— LISTED RECORDS —
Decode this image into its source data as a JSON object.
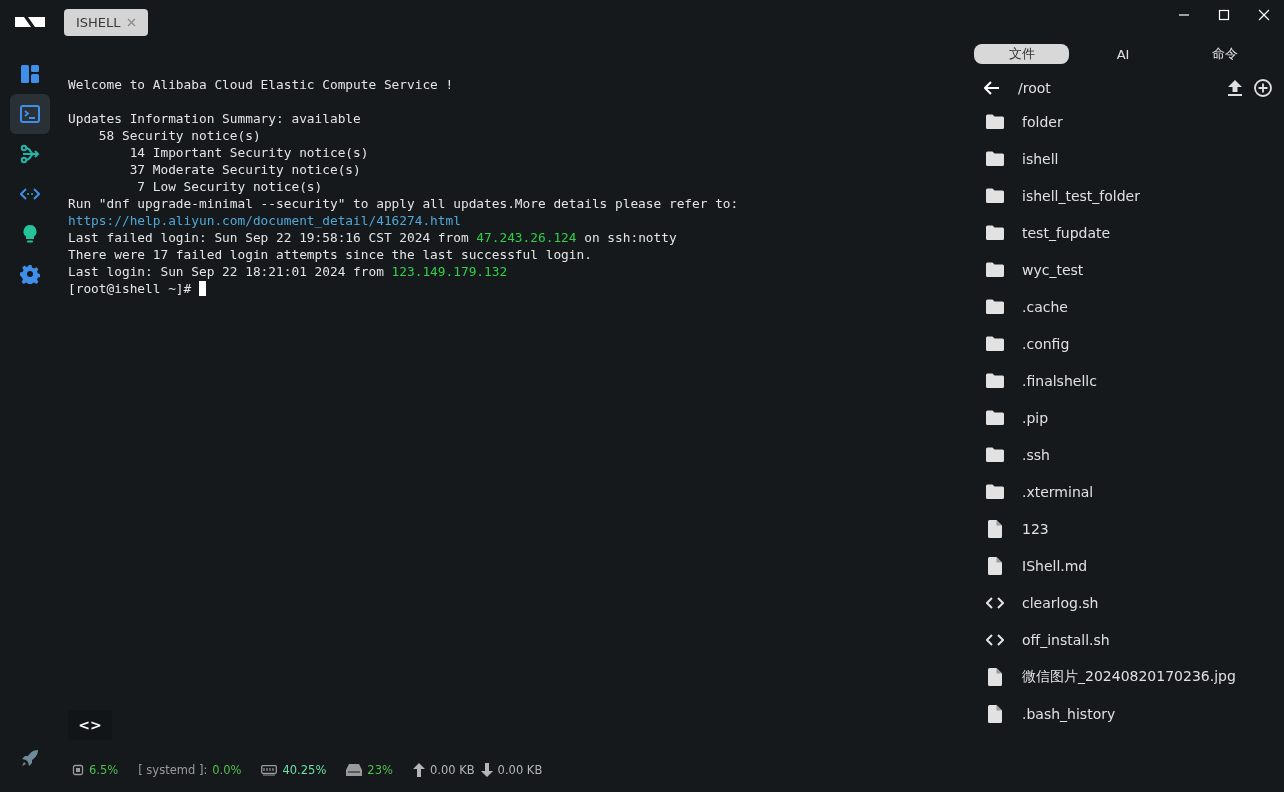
{
  "sidebar": {
    "items": [
      {
        "kind": "dashboard",
        "selected": false
      },
      {
        "kind": "terminal",
        "selected": true
      },
      {
        "kind": "flow",
        "selected": false
      },
      {
        "kind": "code",
        "selected": false
      },
      {
        "kind": "idea",
        "selected": false
      },
      {
        "kind": "settings",
        "selected": false
      }
    ],
    "bottom_item": {
      "kind": "rocket"
    }
  },
  "tabs": [
    {
      "label": "ISHELL",
      "selected": true,
      "closable": true
    }
  ],
  "terminal": {
    "lines": [
      [
        {
          "kind": "plain",
          "text": "Welcome to Alibaba Cloud Elastic Compute Service !"
        }
      ],
      [
        {
          "kind": "blank"
        }
      ],
      [
        {
          "kind": "plain",
          "text": "Updates Information Summary: available"
        }
      ],
      [
        {
          "kind": "plain",
          "text": "    58 Security notice(s)"
        }
      ],
      [
        {
          "kind": "plain",
          "text": "        14 Important Security notice(s)"
        }
      ],
      [
        {
          "kind": "plain",
          "text": "        37 Moderate Security notice(s)"
        }
      ],
      [
        {
          "kind": "plain",
          "text": "         7 Low Security notice(s)"
        }
      ],
      [
        {
          "kind": "plain",
          "text": "Run \"dnf upgrade-minimal --security\" to apply all updates.More details please refer to:"
        }
      ],
      [
        {
          "kind": "link",
          "text": "https://help.aliyun.com/document_detail/416274.html"
        }
      ],
      [
        {
          "kind": "plain",
          "text": "Last failed login: Sun Sep 22 19:58:16 CST 2024 from "
        },
        {
          "kind": "ip",
          "text": "47.243.26.124"
        },
        {
          "kind": "plain",
          "text": " on ssh:notty"
        }
      ],
      [
        {
          "kind": "plain",
          "text": "There were 17 failed login attempts since the last successful login."
        }
      ],
      [
        {
          "kind": "plain",
          "text": "Last login: Sun Sep 22 18:21:01 2024 from "
        },
        {
          "kind": "ip",
          "text": "123.149.179.132"
        }
      ],
      [
        {
          "kind": "plain",
          "text": "[root@ishell ~]# "
        },
        {
          "kind": "cursor"
        }
      ]
    ],
    "code_toggle": "<>"
  },
  "status_bar": [
    {
      "kind": "cpu",
      "value": "6.5%"
    },
    {
      "kind": "process",
      "label": "[ systemd ]:",
      "value": "0.0%"
    },
    {
      "kind": "memory",
      "value": "40.25%"
    },
    {
      "kind": "disk",
      "value": "23%"
    },
    {
      "kind": "upload",
      "value": "0.00 KB"
    },
    {
      "kind": "download",
      "value": "0.00 KB"
    }
  ],
  "panel": {
    "tabs": [
      {
        "label": "文件",
        "selected": true
      },
      {
        "label": "AI",
        "selected": false
      },
      {
        "label": "命令",
        "selected": false
      }
    ],
    "path": "/root",
    "files": [
      {
        "kind": "folder",
        "name": "folder"
      },
      {
        "kind": "folder",
        "name": "ishell"
      },
      {
        "kind": "folder",
        "name": "ishell_test_folder"
      },
      {
        "kind": "folder",
        "name": "test_fupdate"
      },
      {
        "kind": "folder",
        "name": "wyc_test"
      },
      {
        "kind": "folder",
        "name": ".cache"
      },
      {
        "kind": "folder",
        "name": ".config"
      },
      {
        "kind": "folder",
        "name": ".finalshellc"
      },
      {
        "kind": "folder",
        "name": ".pip"
      },
      {
        "kind": "folder",
        "name": ".ssh"
      },
      {
        "kind": "folder",
        "name": ".xterminal"
      },
      {
        "kind": "file",
        "name": "123"
      },
      {
        "kind": "file",
        "name": "IShell.md"
      },
      {
        "kind": "script",
        "name": "clearlog.sh"
      },
      {
        "kind": "script",
        "name": "off_install.sh"
      },
      {
        "kind": "file",
        "name": "微信图片_20240820170236.jpg"
      },
      {
        "kind": "file",
        "name": ".bash_history"
      }
    ]
  }
}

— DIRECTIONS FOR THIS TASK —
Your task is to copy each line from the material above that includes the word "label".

— SOLVED EXERCISE —
      "label": "ISHELL",
      "label": "[ systemd ]:",
        "label": "文件",
        "label": "AI",
        "label": "命令",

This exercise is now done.